==== Material for this exercise ====

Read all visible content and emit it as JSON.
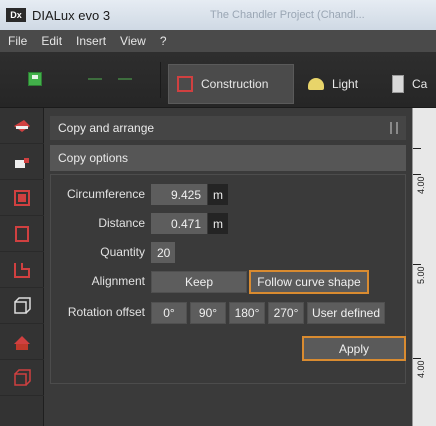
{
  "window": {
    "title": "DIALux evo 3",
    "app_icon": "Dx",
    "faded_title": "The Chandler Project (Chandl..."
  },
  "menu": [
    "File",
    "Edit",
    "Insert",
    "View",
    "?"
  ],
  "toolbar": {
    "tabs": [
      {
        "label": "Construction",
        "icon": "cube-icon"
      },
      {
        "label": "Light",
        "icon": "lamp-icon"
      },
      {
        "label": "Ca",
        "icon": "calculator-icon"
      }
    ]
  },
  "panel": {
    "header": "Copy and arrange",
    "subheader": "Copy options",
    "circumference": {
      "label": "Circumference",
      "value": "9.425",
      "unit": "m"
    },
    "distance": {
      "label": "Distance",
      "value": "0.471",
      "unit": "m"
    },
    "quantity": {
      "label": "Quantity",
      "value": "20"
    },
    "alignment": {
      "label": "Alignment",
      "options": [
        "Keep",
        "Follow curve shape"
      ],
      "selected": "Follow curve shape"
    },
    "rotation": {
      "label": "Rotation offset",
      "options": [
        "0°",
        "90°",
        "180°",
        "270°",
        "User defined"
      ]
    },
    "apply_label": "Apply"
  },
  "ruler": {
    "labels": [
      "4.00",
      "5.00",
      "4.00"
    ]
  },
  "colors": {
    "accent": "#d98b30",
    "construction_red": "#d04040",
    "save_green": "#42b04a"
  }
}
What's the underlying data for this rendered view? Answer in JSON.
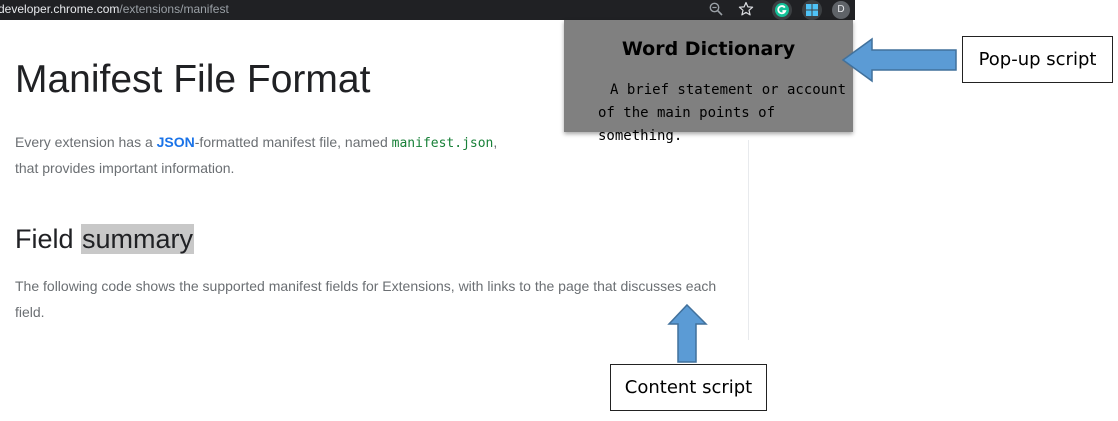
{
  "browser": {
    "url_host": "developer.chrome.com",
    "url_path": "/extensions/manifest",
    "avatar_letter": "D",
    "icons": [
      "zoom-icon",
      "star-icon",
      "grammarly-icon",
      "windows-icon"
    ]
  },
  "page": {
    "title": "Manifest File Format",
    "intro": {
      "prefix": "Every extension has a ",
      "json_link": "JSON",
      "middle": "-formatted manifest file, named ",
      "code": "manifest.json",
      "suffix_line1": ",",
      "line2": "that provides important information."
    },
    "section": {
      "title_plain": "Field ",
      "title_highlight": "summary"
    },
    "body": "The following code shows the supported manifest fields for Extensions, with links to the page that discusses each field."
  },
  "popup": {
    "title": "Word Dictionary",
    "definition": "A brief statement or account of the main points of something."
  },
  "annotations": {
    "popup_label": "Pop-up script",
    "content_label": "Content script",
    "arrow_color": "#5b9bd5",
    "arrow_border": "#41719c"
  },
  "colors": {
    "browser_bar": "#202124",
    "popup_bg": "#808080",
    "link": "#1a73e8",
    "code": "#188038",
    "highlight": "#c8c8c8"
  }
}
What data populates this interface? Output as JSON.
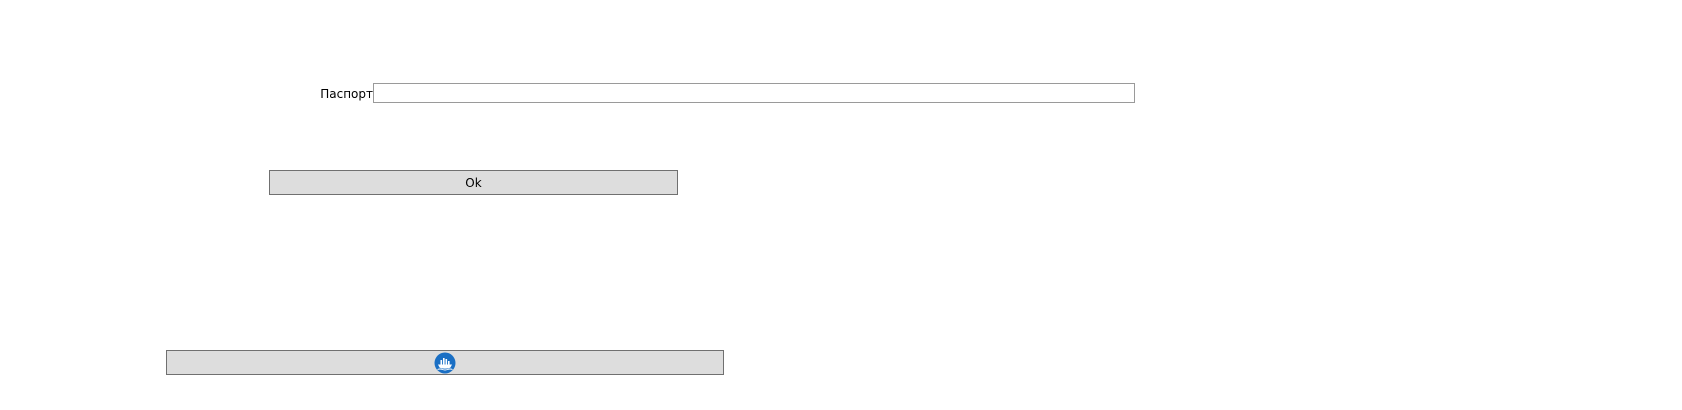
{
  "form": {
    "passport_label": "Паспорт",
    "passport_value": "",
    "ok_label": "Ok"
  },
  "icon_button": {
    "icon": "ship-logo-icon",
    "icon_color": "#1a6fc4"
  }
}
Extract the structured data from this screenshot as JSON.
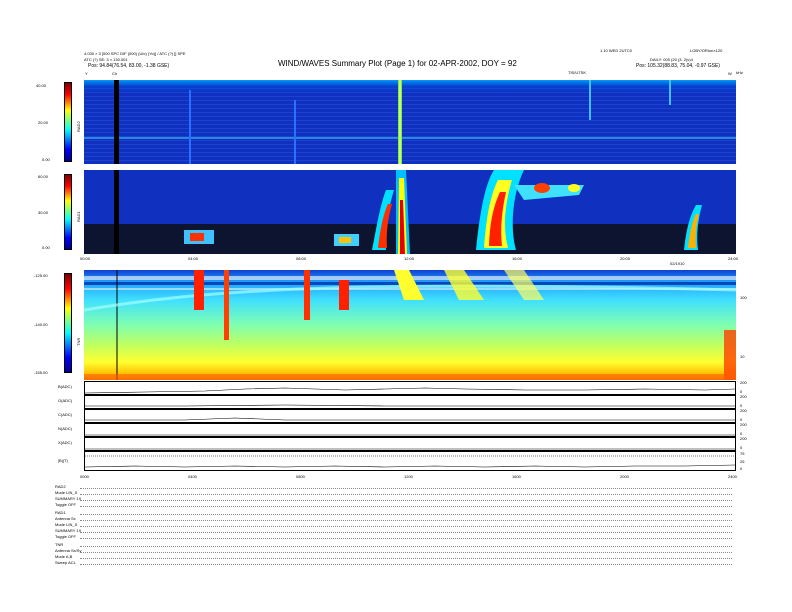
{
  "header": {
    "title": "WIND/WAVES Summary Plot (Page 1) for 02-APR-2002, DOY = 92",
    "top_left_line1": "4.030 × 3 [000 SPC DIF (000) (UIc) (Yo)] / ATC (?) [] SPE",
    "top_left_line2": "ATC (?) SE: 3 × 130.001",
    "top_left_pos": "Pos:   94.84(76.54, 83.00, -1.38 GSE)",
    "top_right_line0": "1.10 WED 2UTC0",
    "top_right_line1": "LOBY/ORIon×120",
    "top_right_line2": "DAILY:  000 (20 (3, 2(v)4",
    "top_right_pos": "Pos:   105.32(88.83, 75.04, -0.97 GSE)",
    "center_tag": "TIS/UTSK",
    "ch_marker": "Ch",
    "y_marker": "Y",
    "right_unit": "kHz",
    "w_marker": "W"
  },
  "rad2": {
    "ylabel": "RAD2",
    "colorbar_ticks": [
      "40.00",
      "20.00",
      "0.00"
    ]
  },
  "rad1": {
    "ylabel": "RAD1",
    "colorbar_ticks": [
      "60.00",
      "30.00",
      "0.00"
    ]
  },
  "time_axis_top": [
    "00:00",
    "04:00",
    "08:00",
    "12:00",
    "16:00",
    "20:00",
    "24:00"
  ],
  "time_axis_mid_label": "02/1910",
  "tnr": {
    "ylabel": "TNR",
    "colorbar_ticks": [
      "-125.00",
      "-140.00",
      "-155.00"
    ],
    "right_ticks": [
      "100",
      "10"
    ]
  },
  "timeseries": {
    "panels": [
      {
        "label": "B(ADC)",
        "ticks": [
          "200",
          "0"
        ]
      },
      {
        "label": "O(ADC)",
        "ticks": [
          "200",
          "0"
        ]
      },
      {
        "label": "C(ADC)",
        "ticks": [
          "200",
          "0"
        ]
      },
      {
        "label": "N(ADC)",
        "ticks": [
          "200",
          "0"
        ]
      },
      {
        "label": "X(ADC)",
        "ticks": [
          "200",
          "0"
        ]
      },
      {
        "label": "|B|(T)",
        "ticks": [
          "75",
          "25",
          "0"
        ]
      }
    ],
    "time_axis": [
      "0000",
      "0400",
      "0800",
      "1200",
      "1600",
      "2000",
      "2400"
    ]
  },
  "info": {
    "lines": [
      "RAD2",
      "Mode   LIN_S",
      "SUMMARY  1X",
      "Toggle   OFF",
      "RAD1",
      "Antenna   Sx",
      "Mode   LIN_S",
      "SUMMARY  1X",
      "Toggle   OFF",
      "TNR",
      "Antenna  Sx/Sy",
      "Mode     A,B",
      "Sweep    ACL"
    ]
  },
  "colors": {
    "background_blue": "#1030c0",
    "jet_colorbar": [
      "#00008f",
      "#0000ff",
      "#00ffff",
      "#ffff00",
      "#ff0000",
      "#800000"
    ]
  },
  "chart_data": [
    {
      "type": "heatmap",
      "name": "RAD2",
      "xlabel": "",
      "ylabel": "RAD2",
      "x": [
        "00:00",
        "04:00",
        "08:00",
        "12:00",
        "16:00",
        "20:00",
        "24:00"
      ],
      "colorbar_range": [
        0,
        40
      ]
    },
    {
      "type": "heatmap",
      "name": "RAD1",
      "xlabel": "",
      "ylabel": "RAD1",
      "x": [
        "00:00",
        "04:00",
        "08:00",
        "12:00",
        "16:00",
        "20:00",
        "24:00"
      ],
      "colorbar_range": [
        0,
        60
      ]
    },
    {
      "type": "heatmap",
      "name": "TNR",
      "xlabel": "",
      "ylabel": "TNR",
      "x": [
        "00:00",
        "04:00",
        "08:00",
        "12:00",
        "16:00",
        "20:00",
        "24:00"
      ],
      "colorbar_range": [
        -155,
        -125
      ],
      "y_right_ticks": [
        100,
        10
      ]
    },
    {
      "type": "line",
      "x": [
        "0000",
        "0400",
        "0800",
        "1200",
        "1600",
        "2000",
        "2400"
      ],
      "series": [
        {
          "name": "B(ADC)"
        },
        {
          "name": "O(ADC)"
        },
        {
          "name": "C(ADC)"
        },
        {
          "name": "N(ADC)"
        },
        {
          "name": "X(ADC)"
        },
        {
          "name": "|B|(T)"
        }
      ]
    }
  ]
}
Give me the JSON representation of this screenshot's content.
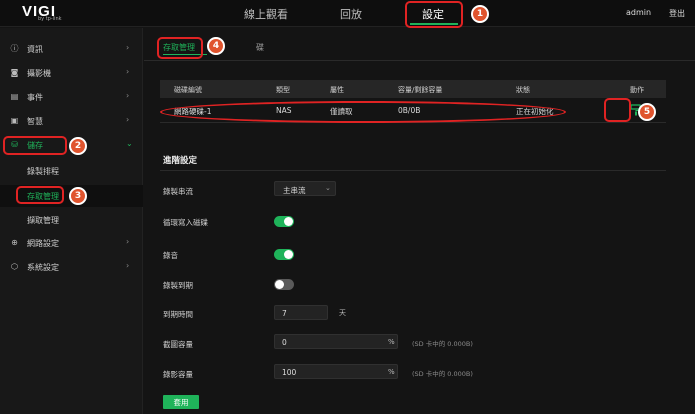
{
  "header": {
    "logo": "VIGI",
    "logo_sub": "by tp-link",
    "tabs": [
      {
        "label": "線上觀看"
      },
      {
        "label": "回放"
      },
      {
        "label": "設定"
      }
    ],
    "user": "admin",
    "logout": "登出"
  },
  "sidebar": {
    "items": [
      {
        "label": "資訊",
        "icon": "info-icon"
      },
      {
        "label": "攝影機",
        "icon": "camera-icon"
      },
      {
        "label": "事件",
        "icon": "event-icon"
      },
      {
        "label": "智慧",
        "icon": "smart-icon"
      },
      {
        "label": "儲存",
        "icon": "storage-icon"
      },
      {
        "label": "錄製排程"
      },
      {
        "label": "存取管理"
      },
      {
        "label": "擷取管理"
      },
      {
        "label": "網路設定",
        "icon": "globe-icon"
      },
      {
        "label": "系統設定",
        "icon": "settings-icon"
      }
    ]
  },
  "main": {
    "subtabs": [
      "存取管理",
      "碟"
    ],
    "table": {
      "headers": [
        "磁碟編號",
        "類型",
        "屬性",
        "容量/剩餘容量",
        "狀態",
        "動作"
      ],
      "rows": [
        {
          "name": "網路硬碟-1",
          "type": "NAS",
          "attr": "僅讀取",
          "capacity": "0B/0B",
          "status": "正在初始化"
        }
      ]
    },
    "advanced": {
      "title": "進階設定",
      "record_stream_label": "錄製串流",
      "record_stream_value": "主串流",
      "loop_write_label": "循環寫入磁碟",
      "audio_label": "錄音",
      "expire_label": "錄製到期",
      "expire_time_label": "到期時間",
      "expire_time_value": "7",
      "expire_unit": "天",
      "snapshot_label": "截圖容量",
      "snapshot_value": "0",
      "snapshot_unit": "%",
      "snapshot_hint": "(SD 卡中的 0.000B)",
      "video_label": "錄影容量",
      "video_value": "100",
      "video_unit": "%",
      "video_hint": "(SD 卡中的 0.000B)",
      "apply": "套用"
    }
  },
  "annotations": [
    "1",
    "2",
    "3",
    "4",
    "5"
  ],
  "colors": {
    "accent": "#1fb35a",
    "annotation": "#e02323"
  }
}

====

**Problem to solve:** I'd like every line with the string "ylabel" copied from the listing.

**Finished task:**
    "ylabel": "RAD2",
    "ylabel": "RAD1",
    "ylabel": "TNR",
      "ylabel": "RAD2",
      "ylabel": "RAD1",
      "ylabel": "TNR",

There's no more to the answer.